SUPPLIED MATERIAL:
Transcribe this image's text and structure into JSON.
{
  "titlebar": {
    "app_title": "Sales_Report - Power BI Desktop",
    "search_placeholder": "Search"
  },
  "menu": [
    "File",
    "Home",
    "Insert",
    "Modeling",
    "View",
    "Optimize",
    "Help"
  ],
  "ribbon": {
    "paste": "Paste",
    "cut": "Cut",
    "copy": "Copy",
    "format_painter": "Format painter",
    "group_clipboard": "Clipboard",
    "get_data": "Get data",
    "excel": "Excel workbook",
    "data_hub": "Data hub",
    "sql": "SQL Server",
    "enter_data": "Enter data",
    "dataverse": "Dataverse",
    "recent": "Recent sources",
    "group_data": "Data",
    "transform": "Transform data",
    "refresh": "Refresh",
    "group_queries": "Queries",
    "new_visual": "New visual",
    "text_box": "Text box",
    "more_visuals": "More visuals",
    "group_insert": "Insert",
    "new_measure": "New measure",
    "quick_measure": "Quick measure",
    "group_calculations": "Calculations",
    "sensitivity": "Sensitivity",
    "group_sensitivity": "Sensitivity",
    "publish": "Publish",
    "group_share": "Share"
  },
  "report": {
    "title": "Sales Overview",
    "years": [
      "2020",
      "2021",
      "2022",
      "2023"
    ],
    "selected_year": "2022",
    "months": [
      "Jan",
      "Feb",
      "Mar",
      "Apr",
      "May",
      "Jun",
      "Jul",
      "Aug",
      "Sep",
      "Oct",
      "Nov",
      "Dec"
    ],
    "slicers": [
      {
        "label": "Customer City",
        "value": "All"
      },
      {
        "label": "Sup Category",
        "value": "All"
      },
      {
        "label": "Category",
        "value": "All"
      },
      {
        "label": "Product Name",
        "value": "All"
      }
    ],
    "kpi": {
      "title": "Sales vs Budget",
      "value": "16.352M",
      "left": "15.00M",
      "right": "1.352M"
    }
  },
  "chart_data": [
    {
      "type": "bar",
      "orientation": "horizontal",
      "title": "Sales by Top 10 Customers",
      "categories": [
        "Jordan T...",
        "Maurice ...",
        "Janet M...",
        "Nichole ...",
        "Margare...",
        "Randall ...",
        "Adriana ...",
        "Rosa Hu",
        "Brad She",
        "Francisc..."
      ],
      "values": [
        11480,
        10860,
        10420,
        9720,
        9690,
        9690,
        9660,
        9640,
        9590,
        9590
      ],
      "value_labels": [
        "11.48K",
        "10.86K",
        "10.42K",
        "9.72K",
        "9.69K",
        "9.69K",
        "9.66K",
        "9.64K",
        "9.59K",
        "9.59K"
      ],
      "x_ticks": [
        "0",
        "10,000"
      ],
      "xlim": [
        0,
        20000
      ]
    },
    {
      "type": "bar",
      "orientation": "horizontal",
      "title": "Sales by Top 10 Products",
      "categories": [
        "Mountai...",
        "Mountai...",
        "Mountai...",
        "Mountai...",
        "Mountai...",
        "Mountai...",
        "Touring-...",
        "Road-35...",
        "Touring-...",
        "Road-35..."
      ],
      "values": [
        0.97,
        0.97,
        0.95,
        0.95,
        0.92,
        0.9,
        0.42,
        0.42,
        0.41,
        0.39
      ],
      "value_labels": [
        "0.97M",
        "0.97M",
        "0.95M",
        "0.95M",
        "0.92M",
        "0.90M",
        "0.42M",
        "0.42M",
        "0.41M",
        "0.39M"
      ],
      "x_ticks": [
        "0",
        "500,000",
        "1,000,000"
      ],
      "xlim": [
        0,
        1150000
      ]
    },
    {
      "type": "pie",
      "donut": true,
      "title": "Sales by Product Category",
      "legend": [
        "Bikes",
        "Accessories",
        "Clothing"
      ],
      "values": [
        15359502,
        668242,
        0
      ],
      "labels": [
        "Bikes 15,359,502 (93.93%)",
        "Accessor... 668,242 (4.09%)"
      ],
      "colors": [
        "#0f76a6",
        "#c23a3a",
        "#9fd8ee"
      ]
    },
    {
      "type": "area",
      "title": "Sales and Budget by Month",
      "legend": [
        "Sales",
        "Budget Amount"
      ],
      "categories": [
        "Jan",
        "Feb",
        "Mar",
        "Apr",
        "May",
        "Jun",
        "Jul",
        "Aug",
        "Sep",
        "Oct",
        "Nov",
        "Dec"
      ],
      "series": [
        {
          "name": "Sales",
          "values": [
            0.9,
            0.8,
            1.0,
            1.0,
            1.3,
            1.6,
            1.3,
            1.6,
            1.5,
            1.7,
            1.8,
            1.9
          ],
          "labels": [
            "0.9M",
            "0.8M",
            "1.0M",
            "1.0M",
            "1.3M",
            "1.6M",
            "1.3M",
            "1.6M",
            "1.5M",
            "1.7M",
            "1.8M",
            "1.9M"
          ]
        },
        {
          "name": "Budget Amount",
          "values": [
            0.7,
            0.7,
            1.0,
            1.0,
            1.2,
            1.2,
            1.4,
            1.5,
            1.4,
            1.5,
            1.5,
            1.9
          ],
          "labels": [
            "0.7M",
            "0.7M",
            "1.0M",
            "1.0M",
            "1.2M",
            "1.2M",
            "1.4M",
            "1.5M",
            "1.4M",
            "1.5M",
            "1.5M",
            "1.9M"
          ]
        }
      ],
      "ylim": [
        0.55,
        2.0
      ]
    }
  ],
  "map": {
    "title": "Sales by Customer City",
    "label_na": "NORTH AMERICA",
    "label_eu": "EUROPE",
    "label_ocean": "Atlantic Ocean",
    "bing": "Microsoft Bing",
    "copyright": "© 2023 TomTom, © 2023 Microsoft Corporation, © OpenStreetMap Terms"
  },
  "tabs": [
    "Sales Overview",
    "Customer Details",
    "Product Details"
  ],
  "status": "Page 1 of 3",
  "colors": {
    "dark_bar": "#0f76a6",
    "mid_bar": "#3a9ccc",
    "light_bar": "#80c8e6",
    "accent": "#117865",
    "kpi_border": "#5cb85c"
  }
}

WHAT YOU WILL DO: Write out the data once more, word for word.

REPLY TO THE TASK:
Transcribe this image's text and structure into JSON.
{
  "titlebar": {
    "app_title": "Sales_Report - Power BI Desktop",
    "search_placeholder": "Search"
  },
  "menu": [
    "File",
    "Home",
    "Insert",
    "Modeling",
    "View",
    "Optimize",
    "Help"
  ],
  "ribbon": {
    "paste": "Paste",
    "cut": "Cut",
    "copy": "Copy",
    "format_painter": "Format painter",
    "group_clipboard": "Clipboard",
    "get_data": "Get data",
    "excel": "Excel workbook",
    "data_hub": "Data hub",
    "sql": "SQL Server",
    "enter_data": "Enter data",
    "dataverse": "Dataverse",
    "recent": "Recent sources",
    "group_data": "Data",
    "transform": "Transform data",
    "refresh": "Refresh",
    "group_queries": "Queries",
    "new_visual": "New visual",
    "text_box": "Text box",
    "more_visuals": "More visuals",
    "group_insert": "Insert",
    "new_measure": "New measure",
    "quick_measure": "Quick measure",
    "group_calculations": "Calculations",
    "sensitivity": "Sensitivity",
    "group_sensitivity": "Sensitivity",
    "publish": "Publish",
    "group_share": "Share"
  },
  "report": {
    "title": "Sales Overview",
    "years": [
      "2020",
      "2021",
      "2022",
      "2023"
    ],
    "selected_year": "2022",
    "months": [
      "Jan",
      "Feb",
      "Mar",
      "Apr",
      "May",
      "Jun",
      "Jul",
      "Aug",
      "Sep",
      "Oct",
      "Nov",
      "Dec"
    ],
    "slicers": [
      {
        "label": "Customer City",
        "value": "All"
      },
      {
        "label": "Sup Category",
        "value": "All"
      },
      {
        "label": "Category",
        "value": "All"
      },
      {
        "label": "Product Name",
        "value": "All"
      }
    ],
    "kpi": {
      "title": "Sales vs Budget",
      "value": "16.352M",
      "left": "15.00M",
      "right": "1.352M"
    }
  },
  "chart_data": [
    {
      "type": "bar",
      "orientation": "horizontal",
      "title": "Sales by Top 10 Customers",
      "categories": [
        "Jordan T...",
        "Maurice ...",
        "Janet M...",
        "Nichole ...",
        "Margare...",
        "Randall ...",
        "Adriana ...",
        "Rosa Hu",
        "Brad She",
        "Francisc..."
      ],
      "values": [
        11480,
        10860,
        10420,
        9720,
        9690,
        9690,
        9660,
        9640,
        9590,
        9590
      ],
      "value_labels": [
        "11.48K",
        "10.86K",
        "10.42K",
        "9.72K",
        "9.69K",
        "9.69K",
        "9.66K",
        "9.64K",
        "9.59K",
        "9.59K"
      ],
      "x_ticks": [
        "0",
        "10,000"
      ],
      "xlim": [
        0,
        20000
      ]
    },
    {
      "type": "bar",
      "orientation": "horizontal",
      "title": "Sales by Top 10 Products",
      "categories": [
        "Mountai...",
        "Mountai...",
        "Mountai...",
        "Mountai...",
        "Mountai...",
        "Mountai...",
        "Touring-...",
        "Road-35...",
        "Touring-...",
        "Road-35..."
      ],
      "values": [
        0.97,
        0.97,
        0.95,
        0.95,
        0.92,
        0.9,
        0.42,
        0.42,
        0.41,
        0.39
      ],
      "value_labels": [
        "0.97M",
        "0.97M",
        "0.95M",
        "0.95M",
        "0.92M",
        "0.90M",
        "0.42M",
        "0.42M",
        "0.41M",
        "0.39M"
      ],
      "x_ticks": [
        "0",
        "500,000",
        "1,000,000"
      ],
      "xlim": [
        0,
        1150000
      ]
    },
    {
      "type": "pie",
      "donut": true,
      "title": "Sales by Product Category",
      "legend": [
        "Bikes",
        "Accessories",
        "Clothing"
      ],
      "values": [
        15359502,
        668242,
        0
      ],
      "labels": [
        "Bikes 15,359,502 (93.93%)",
        "Accessor... 668,242 (4.09%)"
      ],
      "colors": [
        "#0f76a6",
        "#c23a3a",
        "#9fd8ee"
      ]
    },
    {
      "type": "area",
      "title": "Sales and Budget by Month",
      "legend": [
        "Sales",
        "Budget Amount"
      ],
      "categories": [
        "Jan",
        "Feb",
        "Mar",
        "Apr",
        "May",
        "Jun",
        "Jul",
        "Aug",
        "Sep",
        "Oct",
        "Nov",
        "Dec"
      ],
      "series": [
        {
          "name": "Sales",
          "values": [
            0.9,
            0.8,
            1.0,
            1.0,
            1.3,
            1.6,
            1.3,
            1.6,
            1.5,
            1.7,
            1.8,
            1.9
          ],
          "labels": [
            "0.9M",
            "0.8M",
            "1.0M",
            "1.0M",
            "1.3M",
            "1.6M",
            "1.3M",
            "1.6M",
            "1.5M",
            "1.7M",
            "1.8M",
            "1.9M"
          ]
        },
        {
          "name": "Budget Amount",
          "values": [
            0.7,
            0.7,
            1.0,
            1.0,
            1.2,
            1.2,
            1.4,
            1.5,
            1.4,
            1.5,
            1.5,
            1.9
          ],
          "labels": [
            "0.7M",
            "0.7M",
            "1.0M",
            "1.0M",
            "1.2M",
            "1.2M",
            "1.4M",
            "1.5M",
            "1.4M",
            "1.5M",
            "1.5M",
            "1.9M"
          ]
        }
      ],
      "ylim": [
        0.55,
        2.0
      ]
    }
  ],
  "map": {
    "title": "Sales by Customer City",
    "label_na": "NORTH AMERICA",
    "label_eu": "EUROPE",
    "label_ocean": "Atlantic Ocean",
    "bing": "Microsoft Bing",
    "copyright": "© 2023 TomTom, © 2023 Microsoft Corporation, © OpenStreetMap Terms"
  },
  "tabs": [
    "Sales Overview",
    "Customer Details",
    "Product Details"
  ],
  "status": "Page 1 of 3",
  "colors": {
    "dark_bar": "#0f76a6",
    "mid_bar": "#3a9ccc",
    "light_bar": "#80c8e6",
    "accent": "#117865",
    "kpi_border": "#5cb85c"
  }
}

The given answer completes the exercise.